The biggest thing to keep in mind when choosing fabric is fraying. I chose jersey because knit just rolls, it doesn’t fray. I did use an old sheet for the bits of white in there and wouldn’t recommend doing a whole rug with cotton like that BUT it works for a bit of an accent colour.
Cutting the fabric
I went out and bought a rotary cutter because of this project! I cut most of the fabric by hand and seriously… that’s no fun! Since jersey is stretchy it’s totally a pain to cut with scissors.
My cuts with scissors were SO messy because of the stretching and trying to do that without a second set of hands. By the time I bought a rotary cutter, I’d realized that cuts for this project don’t need to be perfect… or even close to it. You won’t even notice once it’s in the rug! Depending how thick your fabric is, you’ll want to cut them different widths. The jersey ended up being about an inch and a half, but each fabric I tried I cut a bit different (the ribbed jersey was only 1″). The size just depends on what easily pulls through your backing without just falling back out. If you cut them too thin, you’ll be stuck knotting them in place.
I then cut the strips of fabric to about 5″ long.
Start by hitting play on a Netflix series. Seriously… you’ll be sitting here a while.
I found that using tweezers was the most efficient way for me to do this. You could totally poke the fabric through with a pen (as recommended by one Pinterest user), push it through with your fingers (I found this to be such a pain!) or use a rug hook if you had one the right size. I would grab one end of my fabric strip with the tweezers, poke it through the other side, then do the same with the other end, using my other hand underneath the rug to pull them tight.
I put a piece through each and every hole. This made it extra plush. I decided to thin it out a little bit (skipping one hole every 5 or so) so it wasn’t so thick and the fabric stretched a bit farther. If I were to make another rag rug, I might skip even more to help it go quicker.

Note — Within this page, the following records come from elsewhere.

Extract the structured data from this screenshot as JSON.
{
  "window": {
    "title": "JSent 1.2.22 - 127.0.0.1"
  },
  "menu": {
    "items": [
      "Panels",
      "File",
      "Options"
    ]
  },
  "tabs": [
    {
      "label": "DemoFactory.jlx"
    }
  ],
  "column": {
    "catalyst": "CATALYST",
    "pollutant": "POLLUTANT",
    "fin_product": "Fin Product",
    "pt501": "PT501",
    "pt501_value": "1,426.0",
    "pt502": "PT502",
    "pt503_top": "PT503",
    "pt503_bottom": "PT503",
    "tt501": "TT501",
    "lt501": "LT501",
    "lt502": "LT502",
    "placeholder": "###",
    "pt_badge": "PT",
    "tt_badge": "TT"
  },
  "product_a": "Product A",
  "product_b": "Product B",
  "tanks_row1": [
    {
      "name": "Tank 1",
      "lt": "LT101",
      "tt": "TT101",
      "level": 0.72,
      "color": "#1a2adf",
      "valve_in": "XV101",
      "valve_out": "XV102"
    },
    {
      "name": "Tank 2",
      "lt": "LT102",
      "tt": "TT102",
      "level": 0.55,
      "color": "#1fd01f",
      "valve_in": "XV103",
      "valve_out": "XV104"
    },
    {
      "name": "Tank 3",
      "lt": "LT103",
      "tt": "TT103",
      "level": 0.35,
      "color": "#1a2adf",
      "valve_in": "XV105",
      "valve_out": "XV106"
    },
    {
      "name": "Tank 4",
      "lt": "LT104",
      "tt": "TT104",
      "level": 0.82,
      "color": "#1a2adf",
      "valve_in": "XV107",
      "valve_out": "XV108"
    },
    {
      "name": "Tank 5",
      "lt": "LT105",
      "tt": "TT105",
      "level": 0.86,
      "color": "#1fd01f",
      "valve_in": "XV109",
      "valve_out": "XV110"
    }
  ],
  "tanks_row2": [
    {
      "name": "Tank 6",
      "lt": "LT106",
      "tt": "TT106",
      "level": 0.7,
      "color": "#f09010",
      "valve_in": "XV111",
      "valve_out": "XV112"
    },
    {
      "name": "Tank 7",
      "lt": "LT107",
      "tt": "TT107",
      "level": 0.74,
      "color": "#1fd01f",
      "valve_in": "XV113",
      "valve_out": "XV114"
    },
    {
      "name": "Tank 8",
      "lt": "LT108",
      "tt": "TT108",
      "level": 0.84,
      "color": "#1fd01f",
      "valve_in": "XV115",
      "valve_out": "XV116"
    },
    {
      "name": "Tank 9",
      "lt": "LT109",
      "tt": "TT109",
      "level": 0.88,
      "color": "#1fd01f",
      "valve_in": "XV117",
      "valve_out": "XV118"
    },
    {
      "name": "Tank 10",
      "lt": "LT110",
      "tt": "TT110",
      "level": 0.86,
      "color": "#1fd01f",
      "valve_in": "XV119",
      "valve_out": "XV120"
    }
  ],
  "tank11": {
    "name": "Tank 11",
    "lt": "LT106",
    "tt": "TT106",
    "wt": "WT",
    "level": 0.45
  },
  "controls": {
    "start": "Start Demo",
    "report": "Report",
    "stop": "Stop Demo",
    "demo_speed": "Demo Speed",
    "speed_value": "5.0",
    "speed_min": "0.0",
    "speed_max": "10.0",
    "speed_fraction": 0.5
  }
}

So there’s my tips for you! I am really happy with how this turned out- especially how cushy it is. The price tag (using fabric scraps or clearance fabric) isn’t bad either! That said… it is very time consuming. I am an impatient crafter. Like… one of the most impatient crafters of all time. So I don’t know that I’ll be taking on another rag rug anytime soon! Unless you have an amazing Netflix series suggestion I haven’t tried yet 😉